Emasu’s commitment eventually led her to The Brown School of Social Work at Washington University in St. Louis in 2008. “It was not by mistake that I chose to go to the U.S.,” Emasu tells me. “For one, I knew that that was where the funding opportunities were. But also, I had read that there used to be fistula in the U.S. and that it had been eradicated. I remember thinking: ‘The U.S. is a giant; if I can learn what strategies they used to eliminate fistula, maybe that will help address the problem for countries like Uganda.’”
When she arrived in St. Louis, Emasu received an e-mail from a colleague in Uganda suggesting that she meet a renowned American fistula surgeon named Dr. Lewis Wall, who was also the founder of the Worldwide Fistula Fund. Her colleague in Uganda told her that Wall had been working on building a fistula hospital in Niger and that he thus might be a useful resource for her. “I don’t even think she realized I was in the U.S.,” Emasu recalls, laughing at the serendipity of it all. “God opens door, you know?”
In fact, not only was Emasu in the same country as Wall; she was at the same school. Emasu and Wall met within a week of her arriving in St. Louis; they have since established a long and rich partnership. “He was the first person I reached out to about my idea for a hospital. And he was the first to buy into it.”
Before Emasu returned to Uganda, she was introduced to Bonnie Ruder by Wall. Ruder would eventually go on to found The Uganda Fistula Fund for TERREWODE after spending eight months working with TERREWODE and the Soroti Regional Hospital as a midwife in Uganda. “When Bonnie asked how she could help TERREWODE when she was leaving, I told her that what we really needed was a charity in the U.S. to fundraise for the hospital. Bonnie helped make that a reality.”
Since returning to Uganda, Emasu has worked tirelessly towards making her dream a reality. “Now we have the land, we have the funding, we have the people and we have the support. It feels great to see everything finally coming together.”

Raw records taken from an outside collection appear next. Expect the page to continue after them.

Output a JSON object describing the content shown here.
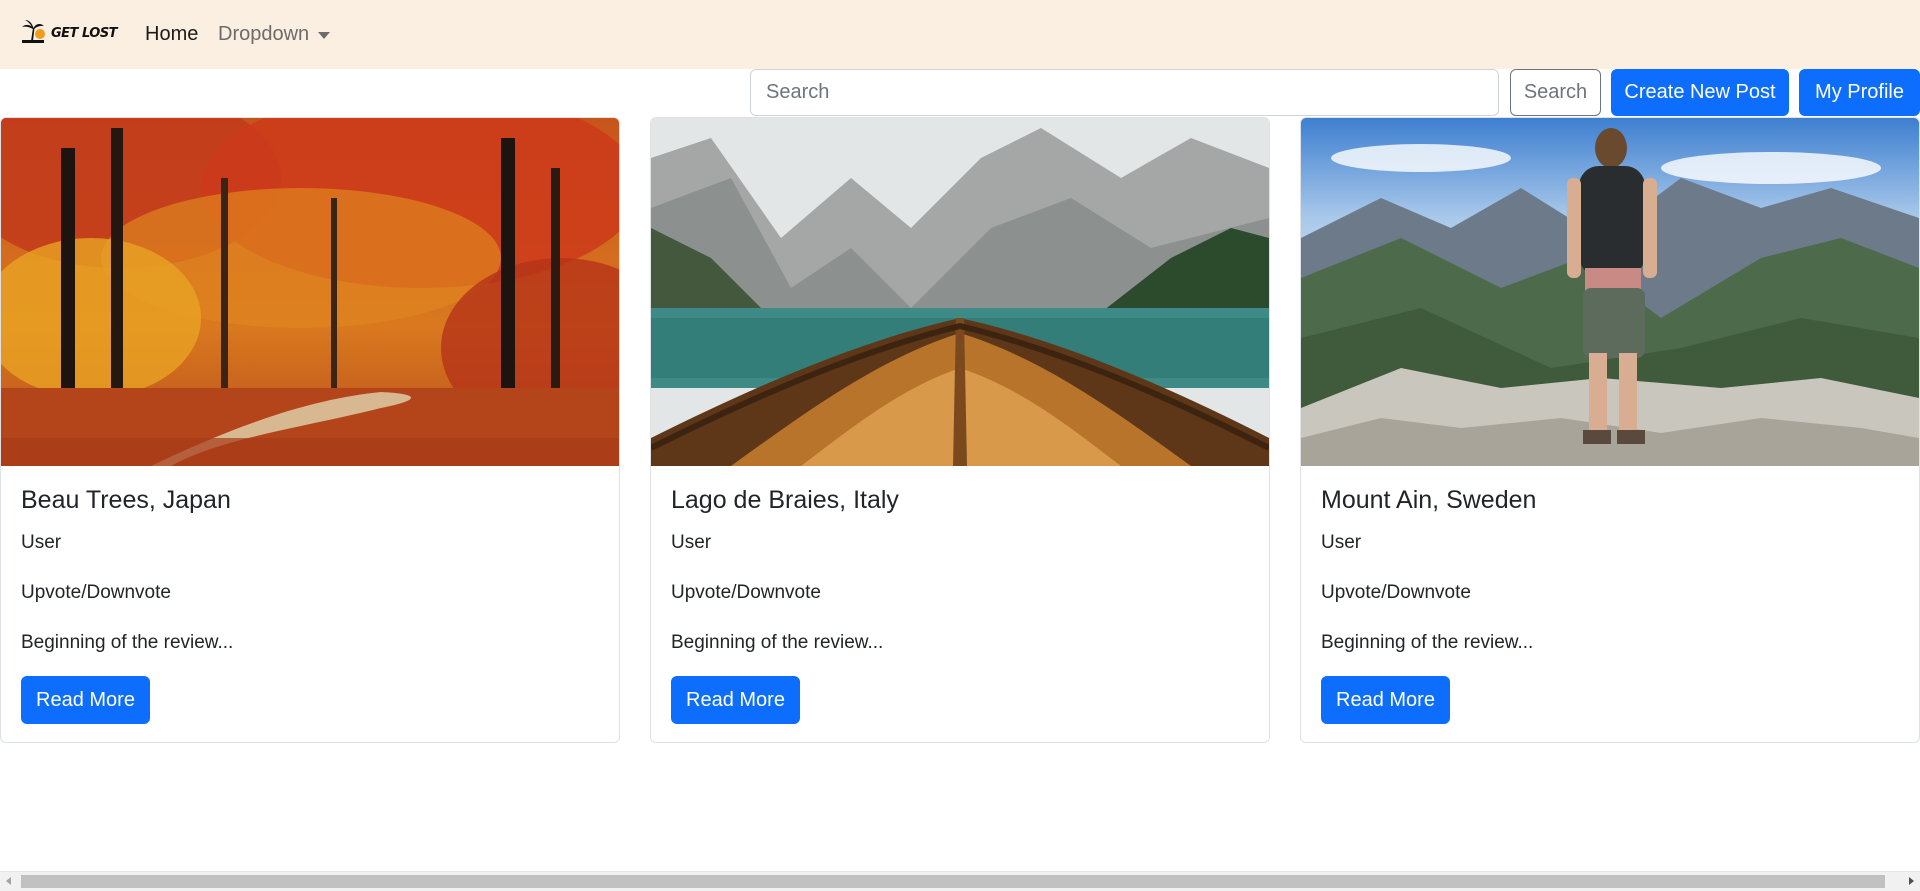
{
  "brand": {
    "name": "GET LOST",
    "logo_icon": "palm-tree-icon"
  },
  "nav": {
    "home": "Home",
    "dropdown": "Dropdown"
  },
  "search": {
    "placeholder": "Search",
    "button": "Search"
  },
  "actions": {
    "create_post": "Create New Post",
    "my_profile": "My Profile"
  },
  "colors": {
    "navbar_bg": "#faefe0",
    "primary": "#0d6efd"
  },
  "cards": [
    {
      "title": "Beau Trees, Japan",
      "user": "User",
      "vote": "Upvote/Downvote",
      "review": "Beginning of the review...",
      "button": "Read More",
      "image": "autumn-forest-path"
    },
    {
      "title": "Lago de Braies, Italy",
      "user": "User",
      "vote": "Upvote/Downvote",
      "review": "Beginning of the review...",
      "button": "Read More",
      "image": "boat-on-mountain-lake"
    },
    {
      "title": "Mount Ain, Sweden",
      "user": "User",
      "vote": "Upvote/Downvote",
      "review": "Beginning of the review...",
      "button": "Read More",
      "image": "hiker-on-mountain"
    }
  ]
}
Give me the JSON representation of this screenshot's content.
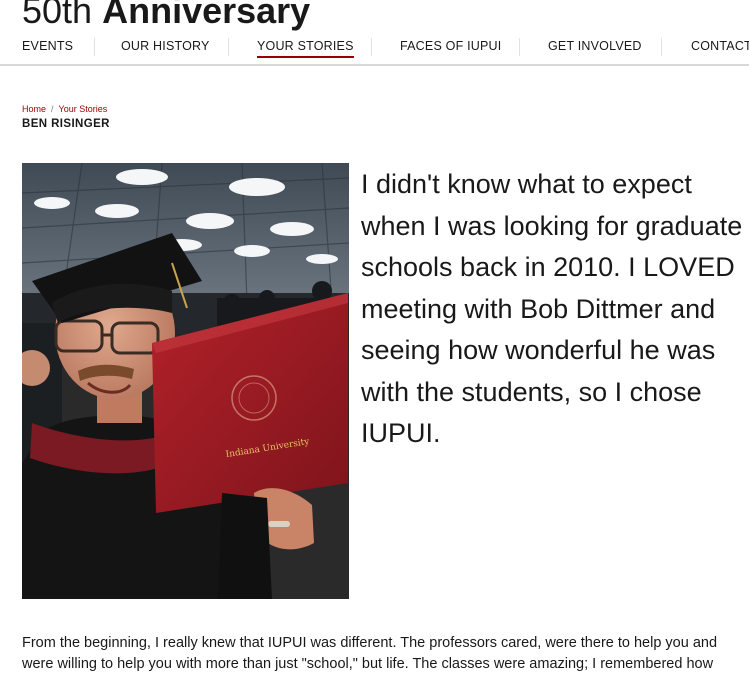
{
  "header": {
    "title_light": "50th",
    "title_bold": "Anniversary"
  },
  "nav": {
    "items": [
      {
        "label": "EVENTS"
      },
      {
        "label": "OUR HISTORY"
      },
      {
        "label": "YOUR STORIES",
        "active": true
      },
      {
        "label": "FACES OF IUPUI"
      },
      {
        "label": "GET INVOLVED"
      },
      {
        "label": "CONTACT"
      }
    ]
  },
  "breadcrumb": {
    "home": "Home",
    "separator": "/",
    "current": "Your Stories"
  },
  "page": {
    "title": "BEN RISINGER"
  },
  "photo": {
    "diploma_text": "Indiana University"
  },
  "quote": "I didn't know what to expect when I was looking for graduate schools back in 2010. I LOVED meeting with Bob Dittmer and seeing how wonderful he was with the students, so I chose IUPUI.",
  "body": {
    "paragraph": "From the beginning, I really knew that IUPUI was different. The professors cared, were there to help you and were willing to help you with more than just \"school,\" but life. The classes were amazing; I remembered how"
  },
  "colors": {
    "accent": "#990000",
    "text": "#191919",
    "rule": "#d8d8d8"
  }
}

The procurement of land marks the first major accomplishment on the road to building a world-class fistula hospital in Uganda. TERREWODE plans to break ground on phase 1 of hospital development in December of 2017.